Generally speaking, this Oscar should probably go to one of the explosion marathons that dot the Cagian filmscape: your World Trade Center, or Knowing, which uses the collapse of the World Trade Center, rather amazingly, as a hastily thought-through plot device.
But Scorsese and Schrader emerge victorious. Bringing Out The Dead is a famously divisive, now seemingly ignored entry in auteurist lists, carried most of the way through Scorsese’s frenetic direction and on-the-nose needledrops. It occasionally slows down, however, at least long enough to indulge in some hallucinatory sequences that depict the guilt and possible madness of Cage’s one-foot-on-the-ledge ambulance driver. Sure, those very sequences have all the markings of screenwriter Paul Schrader’s worst impulses, but they look pretty cool.
Writing (Adapted Screenplay)
Will win: Hidden Figures
The fact that Moonlight and Manchester By The Sea weren’t competing for a writing award was seen as very good news for Moonlight, but I think the enormous success and crowd-pleasing aspect of Hidden Figures has to count for something with voters, and it’s pretty unlikely to pick up either of its other two nominations.
Would win, if restricted entirely to the Nic Cage canon: Left Behind
Let us pause to consider.
At some point, there must’ve been a conversation in which nervous producers — still reeling from when earlier attempts to render Left Behind marketable to audiences who were not insane foundered on the shores of Kirk Cameron’s grotesque unbankability — asked the screenwriter and director, “But … do we have to name him ‘Rayford Steele’? And does he have to say things like, ‘I have no spoilers, no flaps, no elevators, and if I run this thing dry, no reverse thrust, I need some room!'”
And that man (I assume) did what we all must do, eventually.
He sighed deeply, gazed into the distance, and replied, with the conviction only true faith can impart, “Yes, we do, and yes he does. Give me my Oscar.”
Writing (Original Screenplay)
Will win: Manchester By The Sea
In other categories, it seems at some point people straight-up forgot this early frontrunner even existed, but Kenneth Lonergan’s script continues to generate effusive praise. On a night when Manchester By The Sea won’t win much else, this seems like a gimme.
Would win, if restricted entirely to the Nic Cage canon: Moonstruck

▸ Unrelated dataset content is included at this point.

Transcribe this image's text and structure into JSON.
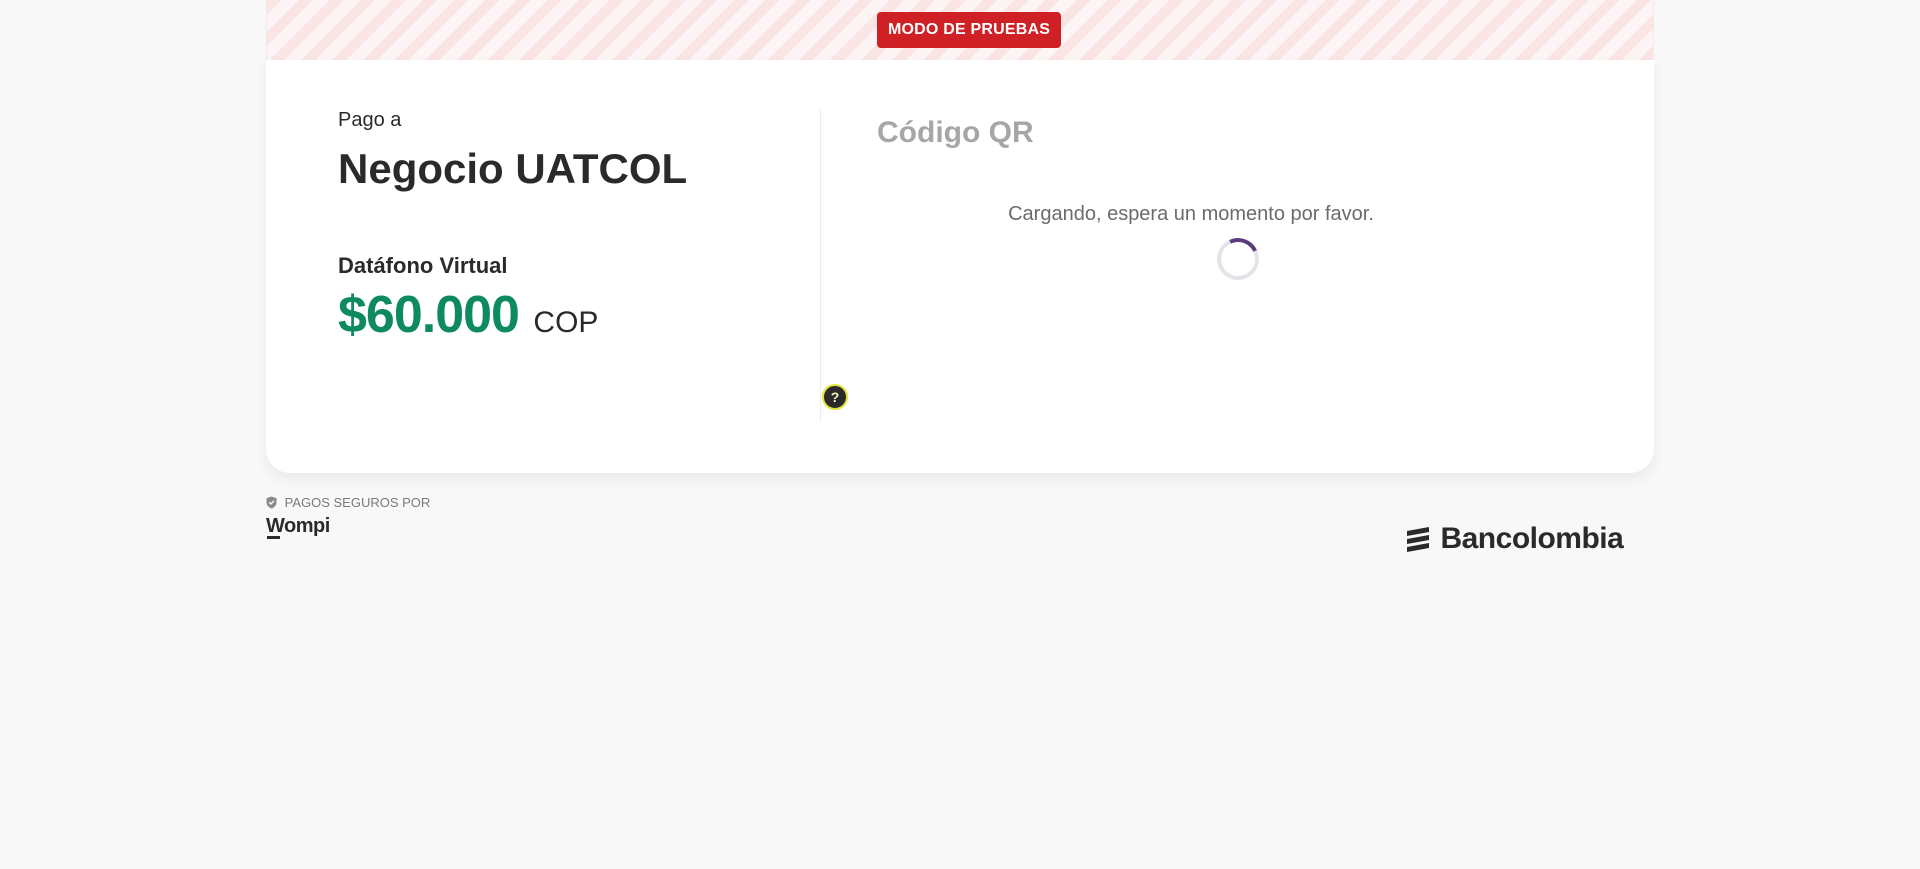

I’d like to award this to Adaptation, if only for the paradox of giving an Original Screenplay Oscar to a meta-riff on an existing text that went ahead and called itself Adaptation. Or Raising Arizona, which remains the Coens flat-out silliest film and provides my favorite deadpan exchange in all of their deadpan work. (“These balloons blow up into all them funny shapes?” “Well, nope. ‘less round is funny.”) But it is not to be.
Moonstruck is playwright John Patrick Shanley’s best work (outside of Joe Versus The Volcano, of course) and won Best Screenplay in real life. Of course it wins here, too. This is just a delightful film propelled by a witty, tight script.